■ **EXERCISE DESCRIPTION**
Find the line that holds "Transcribe this image's", then repeat it and each line below it word for word through the end of the listing, leaving out pictures.

■ **RECORDS PROVIDED**
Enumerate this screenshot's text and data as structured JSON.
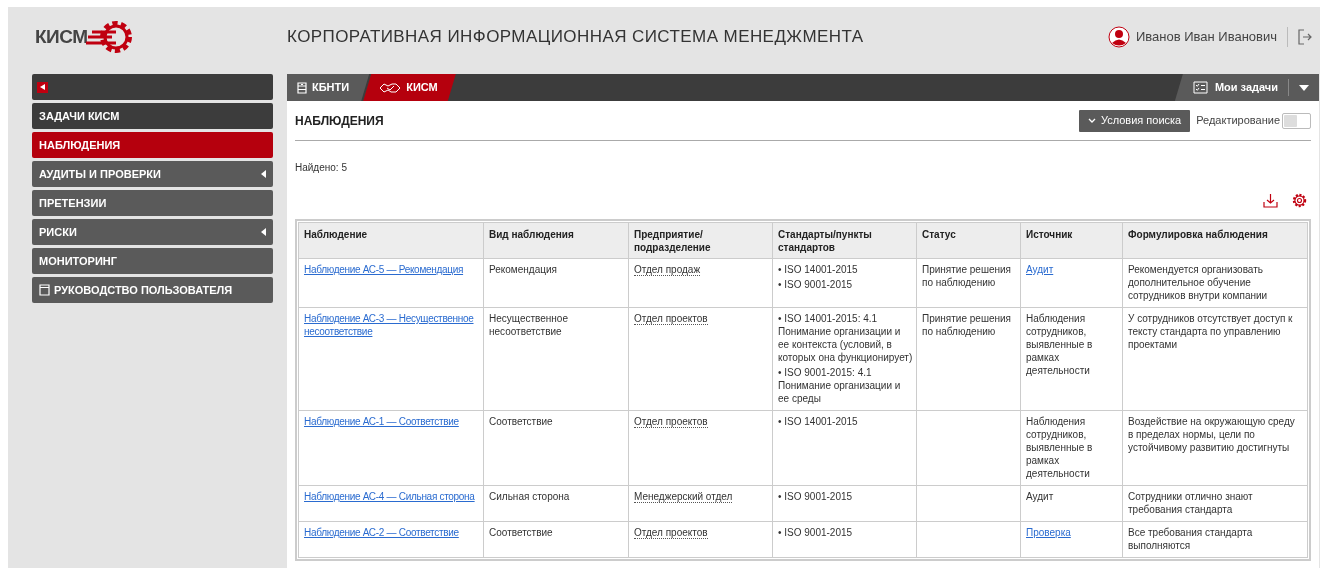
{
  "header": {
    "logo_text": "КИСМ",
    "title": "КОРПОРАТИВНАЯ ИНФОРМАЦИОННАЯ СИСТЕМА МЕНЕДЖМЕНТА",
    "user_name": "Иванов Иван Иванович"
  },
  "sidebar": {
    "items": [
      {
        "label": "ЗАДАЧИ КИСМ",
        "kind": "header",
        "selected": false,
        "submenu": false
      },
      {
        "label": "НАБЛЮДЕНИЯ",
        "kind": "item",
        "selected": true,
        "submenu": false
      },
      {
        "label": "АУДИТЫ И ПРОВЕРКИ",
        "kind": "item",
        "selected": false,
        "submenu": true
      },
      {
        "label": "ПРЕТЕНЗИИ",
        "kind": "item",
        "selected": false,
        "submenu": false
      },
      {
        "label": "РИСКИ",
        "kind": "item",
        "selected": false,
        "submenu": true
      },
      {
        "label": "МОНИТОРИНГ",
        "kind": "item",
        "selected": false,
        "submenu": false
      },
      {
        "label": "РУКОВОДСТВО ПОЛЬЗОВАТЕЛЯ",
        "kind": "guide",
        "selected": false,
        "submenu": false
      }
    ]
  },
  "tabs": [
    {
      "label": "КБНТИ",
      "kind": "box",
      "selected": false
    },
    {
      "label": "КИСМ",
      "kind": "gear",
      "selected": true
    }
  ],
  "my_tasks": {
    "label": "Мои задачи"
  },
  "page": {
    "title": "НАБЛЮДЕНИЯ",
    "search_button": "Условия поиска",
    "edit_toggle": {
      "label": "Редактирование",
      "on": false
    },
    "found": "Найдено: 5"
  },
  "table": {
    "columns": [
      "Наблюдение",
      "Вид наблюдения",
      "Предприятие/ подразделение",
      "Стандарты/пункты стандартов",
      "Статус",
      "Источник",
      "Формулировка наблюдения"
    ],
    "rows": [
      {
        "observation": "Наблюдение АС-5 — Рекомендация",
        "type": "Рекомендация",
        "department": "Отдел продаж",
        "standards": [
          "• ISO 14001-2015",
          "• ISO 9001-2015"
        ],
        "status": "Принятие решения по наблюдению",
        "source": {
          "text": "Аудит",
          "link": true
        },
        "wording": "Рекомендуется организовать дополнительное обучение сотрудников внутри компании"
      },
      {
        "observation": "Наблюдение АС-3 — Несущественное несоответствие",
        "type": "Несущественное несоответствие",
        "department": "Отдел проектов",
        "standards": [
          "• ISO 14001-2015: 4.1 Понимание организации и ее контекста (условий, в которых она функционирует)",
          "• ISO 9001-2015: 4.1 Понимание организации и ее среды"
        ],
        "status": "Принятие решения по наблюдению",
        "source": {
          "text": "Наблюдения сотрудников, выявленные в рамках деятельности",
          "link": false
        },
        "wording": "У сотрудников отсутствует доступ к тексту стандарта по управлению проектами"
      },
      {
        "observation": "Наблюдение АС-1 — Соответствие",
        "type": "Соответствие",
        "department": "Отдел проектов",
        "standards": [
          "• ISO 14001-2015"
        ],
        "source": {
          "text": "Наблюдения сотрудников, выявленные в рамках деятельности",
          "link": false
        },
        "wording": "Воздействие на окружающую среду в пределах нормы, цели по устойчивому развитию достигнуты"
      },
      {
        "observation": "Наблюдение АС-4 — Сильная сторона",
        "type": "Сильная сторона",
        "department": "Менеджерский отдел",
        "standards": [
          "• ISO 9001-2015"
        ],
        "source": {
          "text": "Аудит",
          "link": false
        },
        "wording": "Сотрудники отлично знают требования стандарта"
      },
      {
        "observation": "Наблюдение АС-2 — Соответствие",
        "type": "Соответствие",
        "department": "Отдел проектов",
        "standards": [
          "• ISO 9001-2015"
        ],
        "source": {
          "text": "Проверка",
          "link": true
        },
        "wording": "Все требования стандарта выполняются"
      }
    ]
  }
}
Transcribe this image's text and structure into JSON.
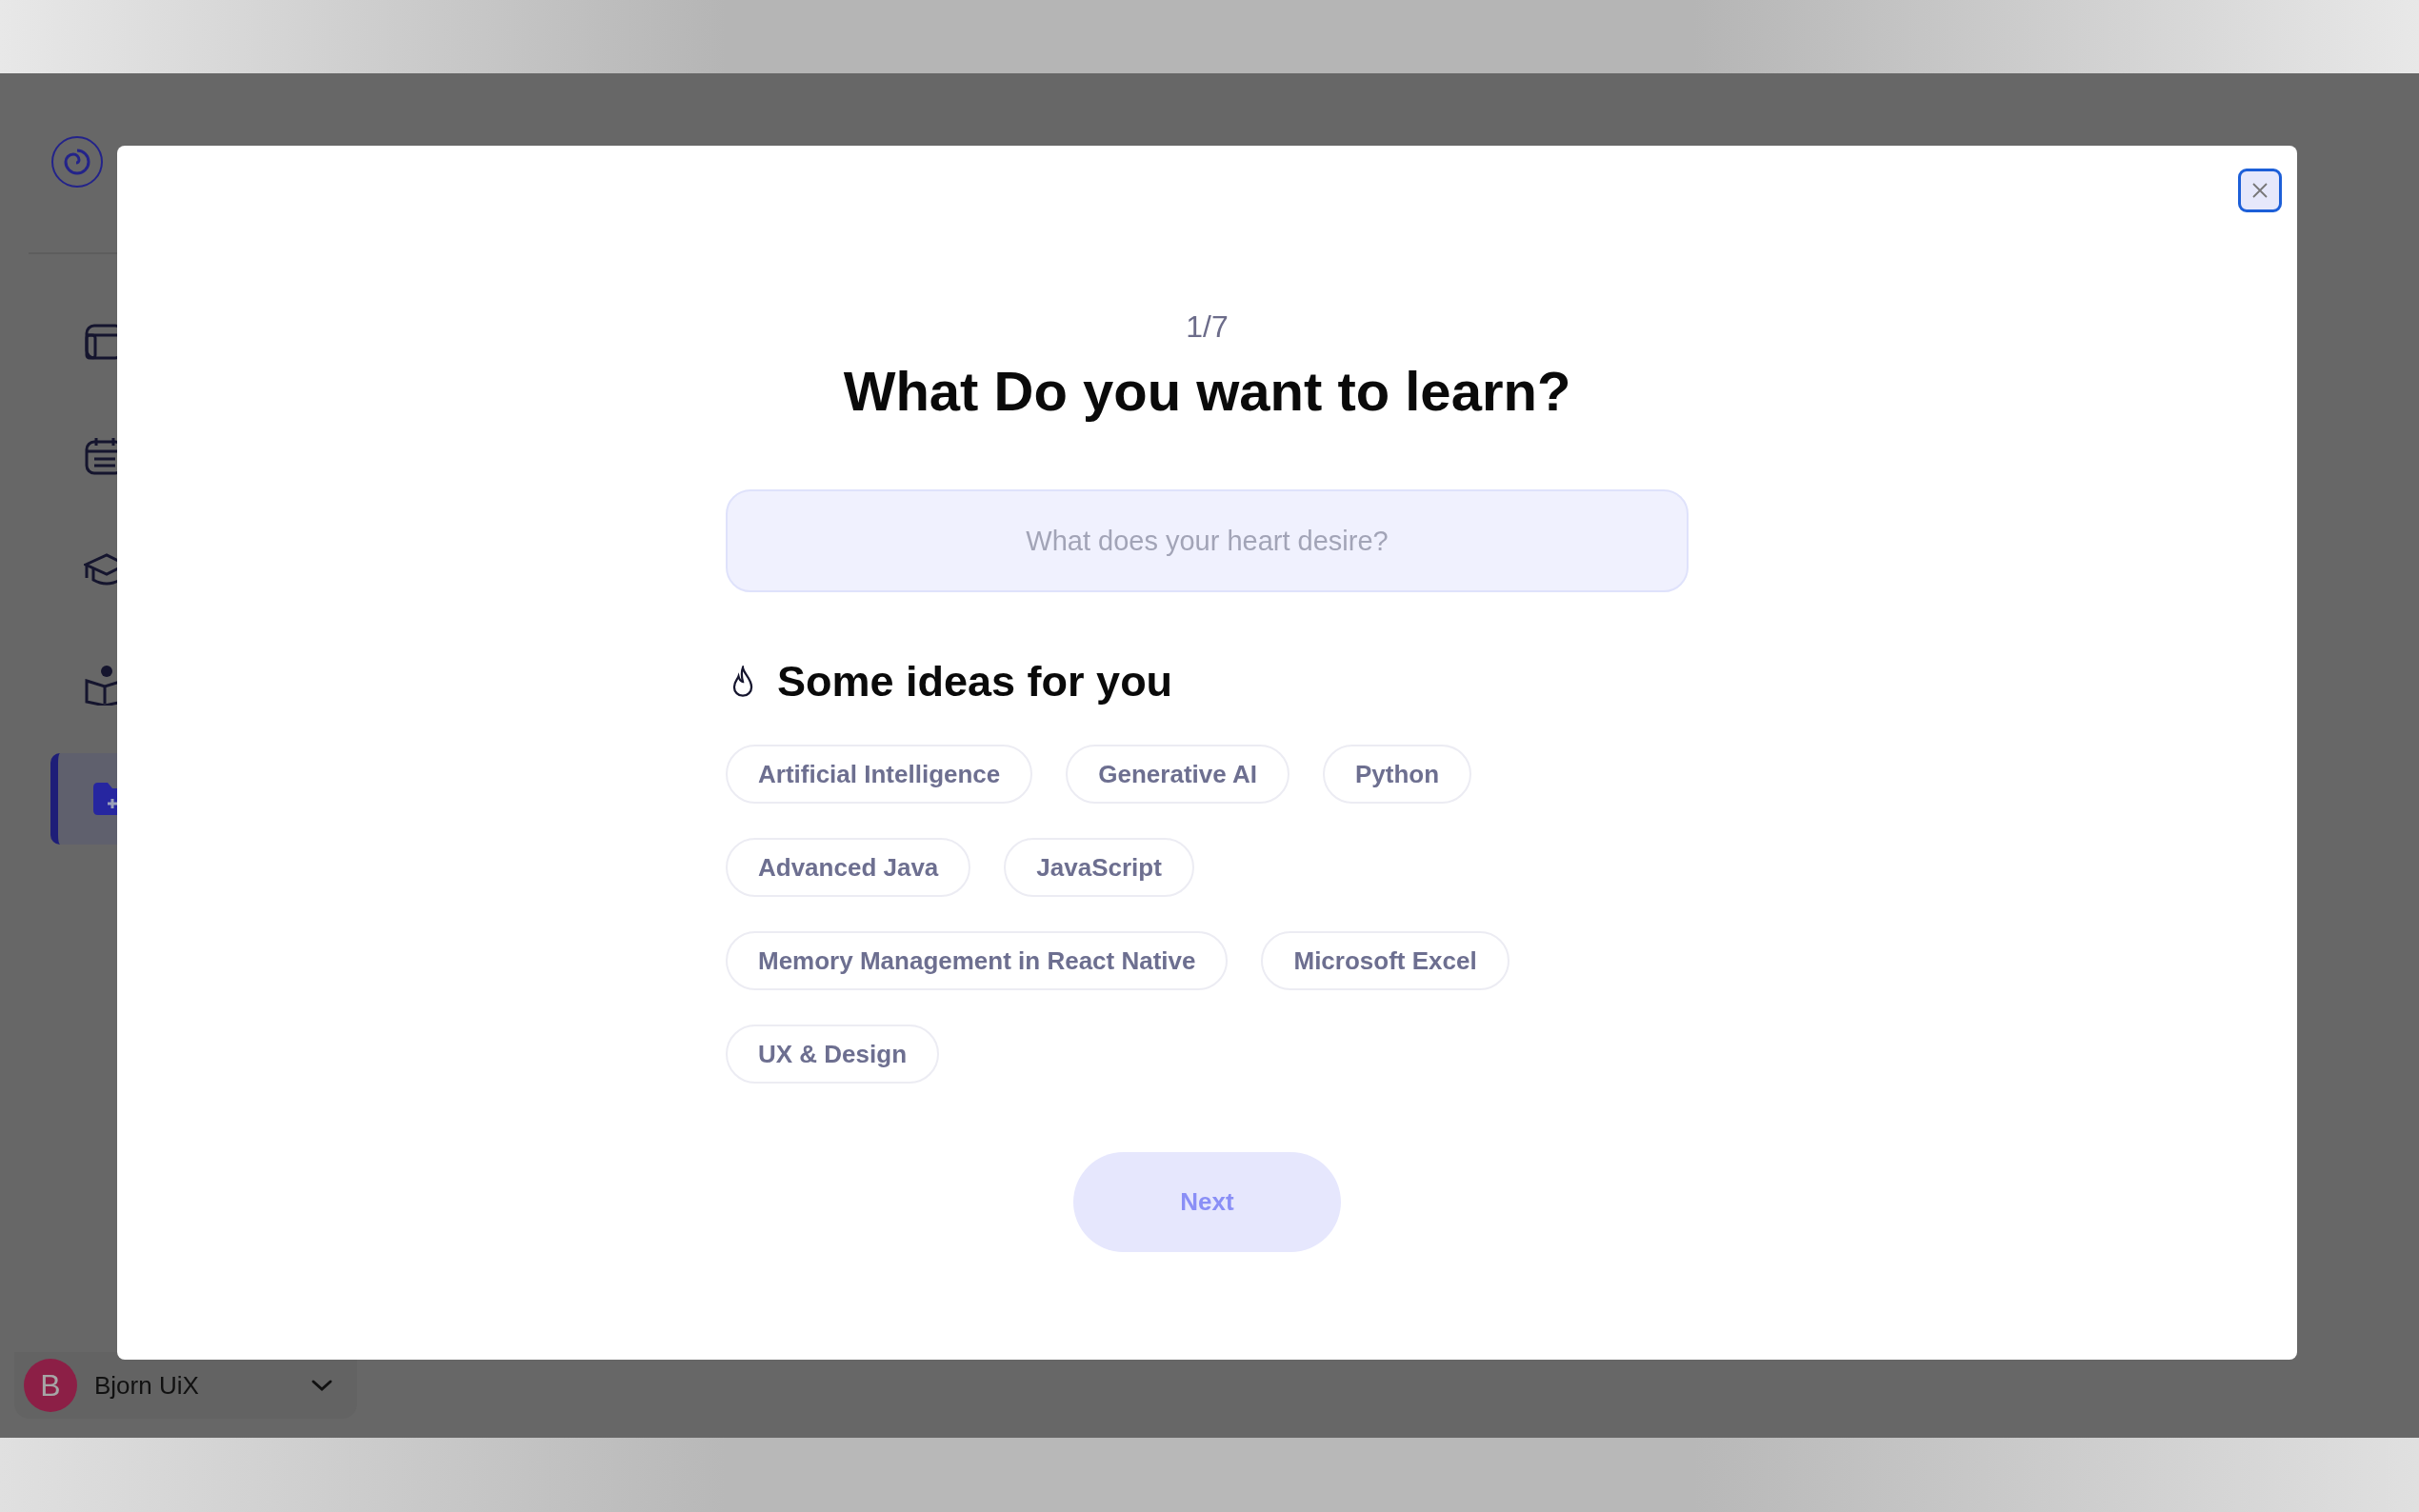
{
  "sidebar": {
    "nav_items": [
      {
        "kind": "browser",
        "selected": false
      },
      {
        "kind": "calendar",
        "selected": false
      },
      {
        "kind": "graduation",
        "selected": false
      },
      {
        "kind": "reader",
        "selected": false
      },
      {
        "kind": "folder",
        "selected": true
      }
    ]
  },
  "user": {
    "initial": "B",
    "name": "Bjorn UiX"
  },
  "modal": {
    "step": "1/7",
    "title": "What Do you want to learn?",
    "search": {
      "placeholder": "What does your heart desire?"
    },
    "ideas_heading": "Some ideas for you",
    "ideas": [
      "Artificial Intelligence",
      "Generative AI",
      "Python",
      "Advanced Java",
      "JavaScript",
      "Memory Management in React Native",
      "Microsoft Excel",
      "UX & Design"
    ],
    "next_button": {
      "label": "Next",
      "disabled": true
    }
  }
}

■ **TASK ANSWER**
Transcribe this image's text and structure into JSON.
{
  "sidebar": {
    "nav_items": [
      {
        "kind": "browser",
        "selected": false
      },
      {
        "kind": "calendar",
        "selected": false
      },
      {
        "kind": "graduation",
        "selected": false
      },
      {
        "kind": "reader",
        "selected": false
      },
      {
        "kind": "folder",
        "selected": true
      }
    ]
  },
  "user": {
    "initial": "B",
    "name": "Bjorn UiX"
  },
  "modal": {
    "step": "1/7",
    "title": "What Do you want to learn?",
    "search": {
      "placeholder": "What does your heart desire?"
    },
    "ideas_heading": "Some ideas for you",
    "ideas": [
      "Artificial Intelligence",
      "Generative AI",
      "Python",
      "Advanced Java",
      "JavaScript",
      "Memory Management in React Native",
      "Microsoft Excel",
      "UX & Design"
    ],
    "next_button": {
      "label": "Next",
      "disabled": true
    }
  }
}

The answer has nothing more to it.